The chairman of London-based New Sparta Asset Management Ltd. takes it a step further: For investors, not having such assets in a portfolio is “irresponsible,” he says.
Booth has strong opinions about emerging markets. An economist, he was part of the management group that in 1999 established Ashmore Group Plc, an emerging-markets-focused investment manager in London that now oversees $92 billion. After retiring from Ashmore in 2013, Booth started New Sparta, wrote Emerging Markets in an Upside Down World: Challenging Perceptions in Asset Allocation and Investment (Wiley, 2014), and was appointed chairman of Anglia Ruskin University’s board of governors.

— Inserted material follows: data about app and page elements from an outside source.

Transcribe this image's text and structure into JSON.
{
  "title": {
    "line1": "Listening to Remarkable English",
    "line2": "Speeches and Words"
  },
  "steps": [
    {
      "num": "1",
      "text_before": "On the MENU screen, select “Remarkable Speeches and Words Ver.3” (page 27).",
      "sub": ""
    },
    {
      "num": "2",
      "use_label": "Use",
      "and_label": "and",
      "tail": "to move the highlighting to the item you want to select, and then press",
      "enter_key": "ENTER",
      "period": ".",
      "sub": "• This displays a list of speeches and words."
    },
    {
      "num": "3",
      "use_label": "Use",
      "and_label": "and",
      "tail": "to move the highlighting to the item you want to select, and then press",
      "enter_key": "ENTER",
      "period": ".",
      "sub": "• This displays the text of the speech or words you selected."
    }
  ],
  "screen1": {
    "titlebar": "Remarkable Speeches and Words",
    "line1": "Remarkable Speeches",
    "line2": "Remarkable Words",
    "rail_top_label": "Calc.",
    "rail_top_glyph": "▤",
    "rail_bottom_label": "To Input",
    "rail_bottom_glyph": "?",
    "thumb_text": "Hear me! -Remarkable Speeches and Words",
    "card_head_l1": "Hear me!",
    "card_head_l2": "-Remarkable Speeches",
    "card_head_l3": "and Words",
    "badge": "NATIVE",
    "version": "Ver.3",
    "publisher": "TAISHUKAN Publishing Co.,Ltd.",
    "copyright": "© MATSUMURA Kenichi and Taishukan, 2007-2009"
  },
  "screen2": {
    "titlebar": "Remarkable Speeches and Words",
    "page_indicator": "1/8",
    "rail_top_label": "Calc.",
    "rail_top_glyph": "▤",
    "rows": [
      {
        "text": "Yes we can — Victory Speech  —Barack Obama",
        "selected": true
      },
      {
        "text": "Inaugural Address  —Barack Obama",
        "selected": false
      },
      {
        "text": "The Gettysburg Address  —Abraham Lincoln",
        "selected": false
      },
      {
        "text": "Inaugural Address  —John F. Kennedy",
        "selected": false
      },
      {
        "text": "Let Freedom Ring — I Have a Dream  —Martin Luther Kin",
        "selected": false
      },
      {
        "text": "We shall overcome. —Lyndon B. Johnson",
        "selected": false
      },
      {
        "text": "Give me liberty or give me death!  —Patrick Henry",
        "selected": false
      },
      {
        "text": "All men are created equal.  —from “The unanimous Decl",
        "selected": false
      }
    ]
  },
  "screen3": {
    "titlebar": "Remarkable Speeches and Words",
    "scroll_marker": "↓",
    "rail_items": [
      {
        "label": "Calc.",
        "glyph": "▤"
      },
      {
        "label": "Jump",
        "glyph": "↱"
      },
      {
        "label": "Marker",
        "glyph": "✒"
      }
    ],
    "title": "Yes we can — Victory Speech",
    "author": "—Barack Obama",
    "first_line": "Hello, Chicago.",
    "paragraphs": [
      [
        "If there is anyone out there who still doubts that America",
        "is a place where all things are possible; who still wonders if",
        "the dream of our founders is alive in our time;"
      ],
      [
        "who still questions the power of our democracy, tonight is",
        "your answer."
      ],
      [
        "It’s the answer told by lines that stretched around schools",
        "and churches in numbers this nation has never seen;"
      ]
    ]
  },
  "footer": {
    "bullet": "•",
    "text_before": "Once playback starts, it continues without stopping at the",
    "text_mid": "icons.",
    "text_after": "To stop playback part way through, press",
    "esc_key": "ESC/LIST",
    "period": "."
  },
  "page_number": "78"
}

He personally invested about $10 million in developing a power plant in Northern Ghana, alongside Erling Lorentzen, founder of Brazilian forest products producer Aracruz Celulose SA. That project has spent $70 million on a forest of eucalyptus trees to provide biomass fuel and now awaits a so-called put and call option agreement, which is economically equivalent to a government guarantee, according to Booth. Once that’s in hand, the plant’s owners plan to raise up to $350 million in financing, mostly debt, to get to production.
JAMES CROMBIE: Why are you investing in African power?
JEROME BOOTH: Energy is the biggest bottleneck to economic development in Africa. Investing in emerging markets—including in illiquid things like power